From the Arab Baths we walk 400 meters through the mostly deserted streets and alleys of the old town to the La Seu Cathedral. It is the symbol of Palma. After more than 350 years of construction, the building of the church was provisionally completed in 1587. Further work was carried out in the following periods. The 110 meter long cathedral is considered one of the most valuable Gothic buildings in Spain. The 44 meter high central nave, the two 30 meter high side aisles, the magnificent furnishings and the light effects of the glass windows impress visitors at any time of the day.
Royal Palace of Almudaina
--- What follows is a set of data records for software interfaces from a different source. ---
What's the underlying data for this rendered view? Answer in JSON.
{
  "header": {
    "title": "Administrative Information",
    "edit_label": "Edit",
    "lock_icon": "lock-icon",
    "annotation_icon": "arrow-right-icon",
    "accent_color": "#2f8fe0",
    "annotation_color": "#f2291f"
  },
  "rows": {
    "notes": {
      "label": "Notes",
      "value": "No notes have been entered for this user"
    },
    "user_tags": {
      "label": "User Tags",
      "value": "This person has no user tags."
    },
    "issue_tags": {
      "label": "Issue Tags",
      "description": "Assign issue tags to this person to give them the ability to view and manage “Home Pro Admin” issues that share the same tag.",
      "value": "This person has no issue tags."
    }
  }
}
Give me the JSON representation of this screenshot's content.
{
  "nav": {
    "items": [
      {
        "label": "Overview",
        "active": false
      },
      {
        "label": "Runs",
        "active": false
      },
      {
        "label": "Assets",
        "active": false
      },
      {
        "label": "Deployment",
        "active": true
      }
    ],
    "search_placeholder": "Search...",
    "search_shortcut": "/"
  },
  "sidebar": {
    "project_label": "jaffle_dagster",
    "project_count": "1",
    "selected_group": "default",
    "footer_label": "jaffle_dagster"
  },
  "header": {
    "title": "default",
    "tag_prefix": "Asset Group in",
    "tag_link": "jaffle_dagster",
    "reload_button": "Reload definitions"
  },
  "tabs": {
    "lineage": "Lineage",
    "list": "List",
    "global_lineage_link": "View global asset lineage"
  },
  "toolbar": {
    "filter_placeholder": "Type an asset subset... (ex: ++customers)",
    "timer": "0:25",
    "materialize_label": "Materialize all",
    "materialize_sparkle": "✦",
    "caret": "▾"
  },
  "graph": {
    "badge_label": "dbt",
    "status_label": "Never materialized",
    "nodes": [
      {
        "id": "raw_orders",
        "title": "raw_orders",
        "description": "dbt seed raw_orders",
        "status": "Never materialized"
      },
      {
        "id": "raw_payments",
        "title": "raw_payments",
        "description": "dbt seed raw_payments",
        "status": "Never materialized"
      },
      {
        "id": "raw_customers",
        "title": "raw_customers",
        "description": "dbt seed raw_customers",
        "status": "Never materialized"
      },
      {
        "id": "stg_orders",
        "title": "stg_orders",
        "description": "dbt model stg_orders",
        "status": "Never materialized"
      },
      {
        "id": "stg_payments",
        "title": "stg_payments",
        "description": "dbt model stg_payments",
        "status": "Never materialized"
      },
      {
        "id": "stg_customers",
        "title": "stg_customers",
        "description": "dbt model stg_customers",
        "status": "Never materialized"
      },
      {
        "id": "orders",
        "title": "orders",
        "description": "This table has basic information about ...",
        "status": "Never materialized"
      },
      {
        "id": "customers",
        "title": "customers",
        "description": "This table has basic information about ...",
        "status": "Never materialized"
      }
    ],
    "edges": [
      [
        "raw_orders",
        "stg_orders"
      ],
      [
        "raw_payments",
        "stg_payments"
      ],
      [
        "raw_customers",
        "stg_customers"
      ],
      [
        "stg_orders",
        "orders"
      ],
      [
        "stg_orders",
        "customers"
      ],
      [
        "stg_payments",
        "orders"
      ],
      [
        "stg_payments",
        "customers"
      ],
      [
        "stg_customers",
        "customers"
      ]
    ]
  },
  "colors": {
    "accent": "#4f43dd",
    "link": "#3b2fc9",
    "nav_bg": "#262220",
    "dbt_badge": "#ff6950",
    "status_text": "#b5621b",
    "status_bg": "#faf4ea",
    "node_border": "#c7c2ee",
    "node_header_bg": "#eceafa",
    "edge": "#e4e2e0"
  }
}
Opposite the cathedral is another gem of Palma. It is the 20.000 square meter royal palace Palacio Real de La Almudaina. It is the seat of the military command; at the same time it serves as the residence of the Spanish king when he visits Mallorca. The building was originally a Moorish fortress.
And when we stop at the cathedral and the Palacio Real, we look at the park with the artificial salt water lake below the cathedral. she will Parc de la Mar called. The garden is also fascinating S'Hort del Rei, below the Palacio Real. Both are public parks that couldn't be more different.
La Llotja-Born - a trendy district as it is in the book
After looking into the S'Hort del Rei, we cross Av. d'Antoni Maura and take a few steps through Carrer de la Boteria to Llotja. What is meant is the former trading exchange. Palma was an important trading center in the Mediterranean area in the 15th century. The splendid building of the Llotja was the meeting place for the merchants. The 46-meter-long and 28-meter-wide structure consists entirely of one huge, bright room. We think: You should definitely see, if open!
The trading exchange is located in The trendy La Llotja-Born district. Many restaurants and bars have sprung up in the surrounding streets and alleys. We speak from experience: We enjoyed our evening breaks in the surrounding restaurants.
Our path ends at Plaça de la Porta de Santa Catalina
We leave Llotja, pass Plaça Drassana and continue towards Plaça de la Porta de Santa Catalina. Our destination is the Es Baluard Museum. It is one of the most famous and largest museums in Mallorca and a haven for modern and contemporary art. Over 500 works by local and international artists are exhibited. The museum is part of the former fortress of Bastió de Sant Pere.
The Plaça de la Porta de Santa Catalina “shines” with an unusual art installation. Dennis Oppenheim's upside down church is shown. The referential title is: "Device to Root Out Evil". The "device to eradicate evil" fights the demons in hell with the church tower stuck in the ground, said the artist. Other art installations in the square are two giant pigeons. We like to look at them too. Our tour ends at Plaça de la Porta de Santa Catalina.
Our conclusion: If you follow our footsteps through Palma's old town, you will get to know many sights in a short space of time. By the way: on our walk we covered less than three kilometers.